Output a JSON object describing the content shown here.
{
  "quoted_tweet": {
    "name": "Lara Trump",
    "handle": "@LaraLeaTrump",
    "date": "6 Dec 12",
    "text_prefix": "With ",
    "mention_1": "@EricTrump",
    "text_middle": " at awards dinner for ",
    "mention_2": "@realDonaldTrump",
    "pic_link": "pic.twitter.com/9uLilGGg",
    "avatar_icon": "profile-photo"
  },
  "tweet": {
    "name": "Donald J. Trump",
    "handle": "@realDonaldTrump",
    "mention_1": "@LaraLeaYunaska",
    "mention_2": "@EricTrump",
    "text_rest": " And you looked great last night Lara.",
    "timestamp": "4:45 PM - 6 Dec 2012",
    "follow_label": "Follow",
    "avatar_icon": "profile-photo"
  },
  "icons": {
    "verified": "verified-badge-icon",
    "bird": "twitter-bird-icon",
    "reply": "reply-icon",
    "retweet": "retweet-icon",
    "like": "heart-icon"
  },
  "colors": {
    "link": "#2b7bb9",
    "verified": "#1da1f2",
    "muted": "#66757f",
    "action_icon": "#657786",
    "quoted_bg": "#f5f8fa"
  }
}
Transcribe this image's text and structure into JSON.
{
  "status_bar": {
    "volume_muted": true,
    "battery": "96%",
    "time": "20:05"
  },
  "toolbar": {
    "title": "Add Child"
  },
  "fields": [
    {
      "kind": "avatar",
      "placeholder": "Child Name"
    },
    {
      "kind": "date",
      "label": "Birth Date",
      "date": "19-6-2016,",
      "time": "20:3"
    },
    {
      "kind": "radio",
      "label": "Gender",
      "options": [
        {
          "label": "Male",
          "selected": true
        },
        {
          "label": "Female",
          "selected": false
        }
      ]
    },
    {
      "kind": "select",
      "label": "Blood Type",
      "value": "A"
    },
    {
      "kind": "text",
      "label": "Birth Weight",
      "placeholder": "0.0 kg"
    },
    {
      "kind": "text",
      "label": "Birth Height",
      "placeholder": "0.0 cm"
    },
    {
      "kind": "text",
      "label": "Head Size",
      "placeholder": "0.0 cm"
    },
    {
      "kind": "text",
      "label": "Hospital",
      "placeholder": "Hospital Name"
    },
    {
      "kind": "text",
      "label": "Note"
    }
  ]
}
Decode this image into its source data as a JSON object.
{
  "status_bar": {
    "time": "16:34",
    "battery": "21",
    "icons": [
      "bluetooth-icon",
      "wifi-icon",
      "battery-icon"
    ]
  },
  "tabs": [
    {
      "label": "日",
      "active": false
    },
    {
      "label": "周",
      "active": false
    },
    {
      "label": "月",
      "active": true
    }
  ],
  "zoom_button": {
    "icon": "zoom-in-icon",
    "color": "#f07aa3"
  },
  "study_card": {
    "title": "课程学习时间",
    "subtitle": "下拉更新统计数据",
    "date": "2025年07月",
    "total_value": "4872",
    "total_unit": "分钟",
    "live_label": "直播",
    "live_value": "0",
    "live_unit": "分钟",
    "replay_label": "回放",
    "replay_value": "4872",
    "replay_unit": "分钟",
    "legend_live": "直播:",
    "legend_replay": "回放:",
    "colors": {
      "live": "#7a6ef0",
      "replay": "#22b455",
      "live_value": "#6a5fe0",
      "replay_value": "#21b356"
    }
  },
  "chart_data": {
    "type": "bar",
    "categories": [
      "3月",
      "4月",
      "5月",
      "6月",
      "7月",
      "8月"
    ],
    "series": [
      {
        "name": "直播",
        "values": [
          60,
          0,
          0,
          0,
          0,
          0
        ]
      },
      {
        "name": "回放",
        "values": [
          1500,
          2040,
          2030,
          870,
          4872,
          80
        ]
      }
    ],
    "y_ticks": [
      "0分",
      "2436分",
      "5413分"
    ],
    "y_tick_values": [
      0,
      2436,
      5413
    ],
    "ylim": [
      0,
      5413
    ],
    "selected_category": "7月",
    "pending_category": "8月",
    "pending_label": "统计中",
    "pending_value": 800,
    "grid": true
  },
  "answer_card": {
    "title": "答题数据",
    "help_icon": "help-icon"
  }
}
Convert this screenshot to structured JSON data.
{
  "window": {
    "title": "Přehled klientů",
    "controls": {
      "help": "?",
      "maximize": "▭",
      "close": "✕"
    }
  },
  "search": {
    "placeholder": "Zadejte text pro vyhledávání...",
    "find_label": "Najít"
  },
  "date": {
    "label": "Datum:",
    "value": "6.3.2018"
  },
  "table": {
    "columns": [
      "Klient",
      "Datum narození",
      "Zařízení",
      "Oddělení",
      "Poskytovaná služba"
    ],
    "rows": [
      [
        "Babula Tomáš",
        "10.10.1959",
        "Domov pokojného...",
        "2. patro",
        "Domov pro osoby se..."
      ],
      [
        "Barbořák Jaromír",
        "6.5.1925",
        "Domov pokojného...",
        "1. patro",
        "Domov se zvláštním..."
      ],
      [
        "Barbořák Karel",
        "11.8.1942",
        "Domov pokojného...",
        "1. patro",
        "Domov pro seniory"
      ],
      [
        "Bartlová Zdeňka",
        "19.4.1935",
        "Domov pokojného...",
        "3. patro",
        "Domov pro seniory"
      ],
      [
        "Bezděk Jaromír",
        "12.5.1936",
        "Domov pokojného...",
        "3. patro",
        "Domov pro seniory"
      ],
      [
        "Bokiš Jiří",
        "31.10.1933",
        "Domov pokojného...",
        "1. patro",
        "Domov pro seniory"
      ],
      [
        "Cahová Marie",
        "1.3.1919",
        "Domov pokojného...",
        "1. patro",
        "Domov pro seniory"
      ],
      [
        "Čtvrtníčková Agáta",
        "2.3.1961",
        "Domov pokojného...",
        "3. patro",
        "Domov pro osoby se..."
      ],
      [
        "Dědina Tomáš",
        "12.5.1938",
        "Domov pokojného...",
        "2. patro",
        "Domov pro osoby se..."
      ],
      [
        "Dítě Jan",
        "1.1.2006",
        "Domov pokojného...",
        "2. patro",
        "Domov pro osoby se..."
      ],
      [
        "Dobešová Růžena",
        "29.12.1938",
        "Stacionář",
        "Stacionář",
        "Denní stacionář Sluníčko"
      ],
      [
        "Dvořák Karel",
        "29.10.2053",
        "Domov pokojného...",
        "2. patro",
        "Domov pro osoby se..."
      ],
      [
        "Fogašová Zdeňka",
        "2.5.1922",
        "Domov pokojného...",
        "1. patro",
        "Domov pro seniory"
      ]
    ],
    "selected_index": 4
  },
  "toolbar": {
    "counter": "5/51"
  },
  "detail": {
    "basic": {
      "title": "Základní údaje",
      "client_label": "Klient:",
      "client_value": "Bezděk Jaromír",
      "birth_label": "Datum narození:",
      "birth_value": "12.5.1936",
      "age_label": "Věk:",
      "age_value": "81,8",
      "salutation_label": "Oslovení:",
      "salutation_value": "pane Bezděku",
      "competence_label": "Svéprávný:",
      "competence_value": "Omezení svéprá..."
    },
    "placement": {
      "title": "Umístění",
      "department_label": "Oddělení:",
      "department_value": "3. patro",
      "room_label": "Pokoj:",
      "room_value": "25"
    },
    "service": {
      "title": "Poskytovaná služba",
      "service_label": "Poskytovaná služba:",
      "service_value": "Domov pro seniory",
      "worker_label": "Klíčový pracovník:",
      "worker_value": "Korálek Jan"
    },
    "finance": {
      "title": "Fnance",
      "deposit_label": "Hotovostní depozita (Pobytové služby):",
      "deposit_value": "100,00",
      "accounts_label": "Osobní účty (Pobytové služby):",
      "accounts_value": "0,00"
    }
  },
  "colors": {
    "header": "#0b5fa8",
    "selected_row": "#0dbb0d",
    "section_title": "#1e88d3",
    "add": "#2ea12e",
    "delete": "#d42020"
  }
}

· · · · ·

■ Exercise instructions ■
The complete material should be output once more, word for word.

■ Exercise solution ■
Output a JSON object describing the content shown here.
{
  "quoted_tweet": {
    "name": "Lara Trump",
    "handle": "@LaraLeaTrump",
    "date": "6 Dec 12",
    "text_prefix": "With ",
    "mention_1": "@EricTrump",
    "text_middle": " at awards dinner for ",
    "mention_2": "@realDonaldTrump",
    "pic_link": "pic.twitter.com/9uLilGGg",
    "avatar_icon": "profile-photo"
  },
  "tweet": {
    "name": "Donald J. Trump",
    "handle": "@realDonaldTrump",
    "mention_1": "@LaraLeaYunaska",
    "mention_2": "@EricTrump",
    "text_rest": " And you looked great last night Lara.",
    "timestamp": "4:45 PM - 6 Dec 2012",
    "follow_label": "Follow",
    "avatar_icon": "profile-photo"
  },
  "icons": {
    "verified": "verified-badge-icon",
    "bird": "twitter-bird-icon",
    "reply": "reply-icon",
    "retweet": "retweet-icon",
    "like": "heart-icon"
  },
  "colors": {
    "link": "#2b7bb9",
    "verified": "#1da1f2",
    "muted": "#66757f",
    "action_icon": "#657786",
    "quoted_bg": "#f5f8fa"
  }
}
Transcribe this image's text and structure into JSON.
{
  "status_bar": {
    "volume_muted": true,
    "battery": "96%",
    "time": "20:05"
  },
  "toolbar": {
    "title": "Add Child"
  },
  "fields": [
    {
      "kind": "avatar",
      "placeholder": "Child Name"
    },
    {
      "kind": "date",
      "label": "Birth Date",
      "date": "19-6-2016,",
      "time": "20:3"
    },
    {
      "kind": "radio",
      "label": "Gender",
      "options": [
        {
          "label": "Male",
          "selected": true
        },
        {
          "label": "Female",
          "selected": false
        }
      ]
    },
    {
      "kind": "select",
      "label": "Blood Type",
      "value": "A"
    },
    {
      "kind": "text",
      "label": "Birth Weight",
      "placeholder": "0.0 kg"
    },
    {
      "kind": "text",
      "label": "Birth Height",
      "placeholder": "0.0 cm"
    },
    {
      "kind": "text",
      "label": "Head Size",
      "placeholder": "0.0 cm"
    },
    {
      "kind": "text",
      "label": "Hospital",
      "placeholder": "Hospital Name"
    },
    {
      "kind": "text",
      "label": "Note"
    }
  ]
}
Decode this image into its source data as a JSON object.
{
  "status_bar": {
    "time": "16:34",
    "battery": "21",
    "icons": [
      "bluetooth-icon",
      "wifi-icon",
      "battery-icon"
    ]
  },
  "tabs": [
    {
      "label": "日",
      "active": false
    },
    {
      "label": "周",
      "active": false
    },
    {
      "label": "月",
      "active": true
    }
  ],
  "zoom_button": {
    "icon": "zoom-in-icon",
    "color": "#f07aa3"
  },
  "study_card": {
    "title": "课程学习时间",
    "subtitle": "下拉更新统计数据",
    "date": "2025年07月",
    "total_value": "4872",
    "total_unit": "分钟",
    "live_label": "直播",
    "live_value": "0",
    "live_unit": "分钟",
    "replay_label": "回放",
    "replay_value": "4872",
    "replay_unit": "分钟",
    "legend_live": "直播:",
    "legend_replay": "回放:",
    "colors": {
      "live": "#7a6ef0",
      "replay": "#22b455",
      "live_value": "#6a5fe0",
      "replay_value": "#21b356"
    }
  },
  "chart_data": {
    "type": "bar",
    "categories": [
      "3月",
      "4月",
      "5月",
      "6月",
      "7月",
      "8月"
    ],
    "series": [
      {
        "name": "直播",
        "values": [
          60,
          0,
          0,
          0,
          0,
          0
        ]
      },
      {
        "name": "回放",
        "values": [
          1500,
          2040,
          2030,
          870,
          4872,
          80
        ]
      }
    ],
    "y_ticks": [
      "0分",
      "2436分",
      "5413分"
    ],
    "y_tick_values": [
      0,
      2436,
      5413
    ],
    "ylim": [
      0,
      5413
    ],
    "selected_category": "7月",
    "pending_category": "8月",
    "pending_label": "统计中",
    "pending_value": 800,
    "grid": true
  },
  "answer_card": {
    "title": "答题数据",
    "help_icon": "help-icon"
  }
}
Convert this screenshot to structured JSON data.
{
  "window": {
    "title": "Přehled klientů",
    "controls": {
      "help": "?",
      "maximize": "▭",
      "close": "✕"
    }
  },
  "search": {
    "placeholder": "Zadejte text pro vyhledávání...",
    "find_label": "Najít"
  },
  "date": {
    "label": "Datum:",
    "value": "6.3.2018"
  },
  "table": {
    "columns": [
      "Klient",
      "Datum narození",
      "Zařízení",
      "Oddělení",
      "Poskytovaná služba"
    ],
    "rows": [
      [
        "Babula Tomáš",
        "10.10.1959",
        "Domov pokojného...",
        "2. patro",
        "Domov pro osoby se..."
      ],
      [
        "Barbořák Jaromír",
        "6.5.1925",
        "Domov pokojného...",
        "1. patro",
        "Domov se zvláštním..."
      ],
      [
        "Barbořák Karel",
        "11.8.1942",
        "Domov pokojného...",
        "1. patro",
        "Domov pro seniory"
      ],
      [
        "Bartlová Zdeňka",
        "19.4.1935",
        "Domov pokojného...",
        "3. patro",
        "Domov pro seniory"
      ],
      [
        "Bezděk Jaromír",
        "12.5.1936",
        "Domov pokojného...",
        "3. patro",
        "Domov pro seniory"
      ],
      [
        "Bokiš Jiří",
        "31.10.1933",
        "Domov pokojného...",
        "1. patro",
        "Domov pro seniory"
      ],
      [
        "Cahová Marie",
        "1.3.1919",
        "Domov pokojného...",
        "1. patro",
        "Domov pro seniory"
      ],
      [
        "Čtvrtníčková Agáta",
        "2.3.1961",
        "Domov pokojného...",
        "3. patro",
        "Domov pro osoby se..."
      ],
      [
        "Dědina Tomáš",
        "12.5.1938",
        "Domov pokojného...",
        "2. patro",
        "Domov pro osoby se..."
      ],
      [
        "Dítě Jan",
        "1.1.2006",
        "Domov pokojného...",
        "2. patro",
        "Domov pro osoby se..."
      ],
      [
        "Dobešová Růžena",
        "29.12.1938",
        "Stacionář",
        "Stacionář",
        "Denní stacionář Sluníčko"
      ],
      [
        "Dvořák Karel",
        "29.10.2053",
        "Domov pokojného...",
        "2. patro",
        "Domov pro osoby se..."
      ],
      [
        "Fogašová Zdeňka",
        "2.5.1922",
        "Domov pokojného...",
        "1. patro",
        "Domov pro seniory"
      ]
    ],
    "selected_index": 4
  },
  "toolbar": {
    "counter": "5/51"
  },
  "detail": {
    "basic": {
      "title": "Základní údaje",
      "client_label": "Klient:",
      "client_value": "Bezděk Jaromír",
      "birth_label": "Datum narození:",
      "birth_value": "12.5.1936",
      "age_label": "Věk:",
      "age_value": "81,8",
      "salutation_label": "Oslovení:",
      "salutation_value": "pane Bezděku",
      "competence_label": "Svéprávný:",
      "competence_value": "Omezení svéprá..."
    },
    "placement": {
      "title": "Umístění",
      "department_label": "Oddělení:",
      "department_value": "3. patro",
      "room_label": "Pokoj:",
      "room_value": "25"
    },
    "service": {
      "title": "Poskytovaná služba",
      "service_label": "Poskytovaná služba:",
      "service_value": "Domov pro seniory",
      "worker_label": "Klíčový pracovník:",
      "worker_value": "Korálek Jan"
    },
    "finance": {
      "title": "Fnance",
      "deposit_label": "Hotovostní depozita (Pobytové služby):",
      "deposit_value": "100,00",
      "accounts_label": "Osobní účty (Pobytové služby):",
      "accounts_value": "0,00"
    }
  },
  "colors": {
    "header": "#0b5fa8",
    "selected_row": "#0dbb0d",
    "section_title": "#1e88d3",
    "add": "#2ea12e",
    "delete": "#d42020"
  }
}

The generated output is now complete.